*Aim of the exercise*
Exact reproduction required: print each line of the material below.
>>>>
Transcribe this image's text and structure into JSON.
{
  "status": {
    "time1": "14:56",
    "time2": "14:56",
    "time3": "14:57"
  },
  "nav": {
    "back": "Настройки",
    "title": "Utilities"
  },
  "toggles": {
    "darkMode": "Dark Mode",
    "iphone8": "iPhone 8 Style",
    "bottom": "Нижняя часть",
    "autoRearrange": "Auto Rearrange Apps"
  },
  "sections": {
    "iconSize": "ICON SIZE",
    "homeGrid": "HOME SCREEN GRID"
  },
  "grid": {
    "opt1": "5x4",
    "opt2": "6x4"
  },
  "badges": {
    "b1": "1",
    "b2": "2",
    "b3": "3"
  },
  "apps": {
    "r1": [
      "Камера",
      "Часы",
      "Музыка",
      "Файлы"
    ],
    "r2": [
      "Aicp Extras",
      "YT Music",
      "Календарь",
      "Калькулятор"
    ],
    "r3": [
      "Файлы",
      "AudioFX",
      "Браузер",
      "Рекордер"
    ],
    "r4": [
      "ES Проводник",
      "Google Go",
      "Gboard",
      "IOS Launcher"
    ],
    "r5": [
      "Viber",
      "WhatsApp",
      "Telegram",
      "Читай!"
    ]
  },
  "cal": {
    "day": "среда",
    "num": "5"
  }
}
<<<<
*Answer space*
Transcribe this image's text and structure into JSON.
{
  "status": {
    "time1": "14:56",
    "time2": "14:56",
    "time3": "14:57"
  },
  "nav": {
    "back": "Настройки",
    "title": "Utilities"
  },
  "toggles": {
    "darkMode": "Dark Mode",
    "iphone8": "iPhone 8 Style",
    "bottom": "Нижняя часть",
    "autoRearrange": "Auto Rearrange Apps"
  },
  "sections": {
    "iconSize": "ICON SIZE",
    "homeGrid": "HOME SCREEN GRID"
  },
  "grid": {
    "opt1": "5x4",
    "opt2": "6x4"
  },
  "badges": {
    "b1": "1",
    "b2": "2",
    "b3": "3"
  },
  "apps": {
    "r1": [
      "Камера",
      "Часы",
      "Музыка",
      "Файлы"
    ],
    "r2": [
      "Aicp Extras",
      "YT Music",
      "Календарь",
      "Калькулятор"
    ],
    "r3": [
      "Файлы",
      "AudioFX",
      "Браузер",
      "Рекордер"
    ],
    "r4": [
      "ES Проводник",
      "Google Go",
      "Gboard",
      "IOS Launcher"
    ],
    "r5": [
      "Viber",
      "WhatsApp",
      "Telegram",
      "Читай!"
    ]
  },
  "cal": {
    "day": "среда",
    "num": "5"
  }
}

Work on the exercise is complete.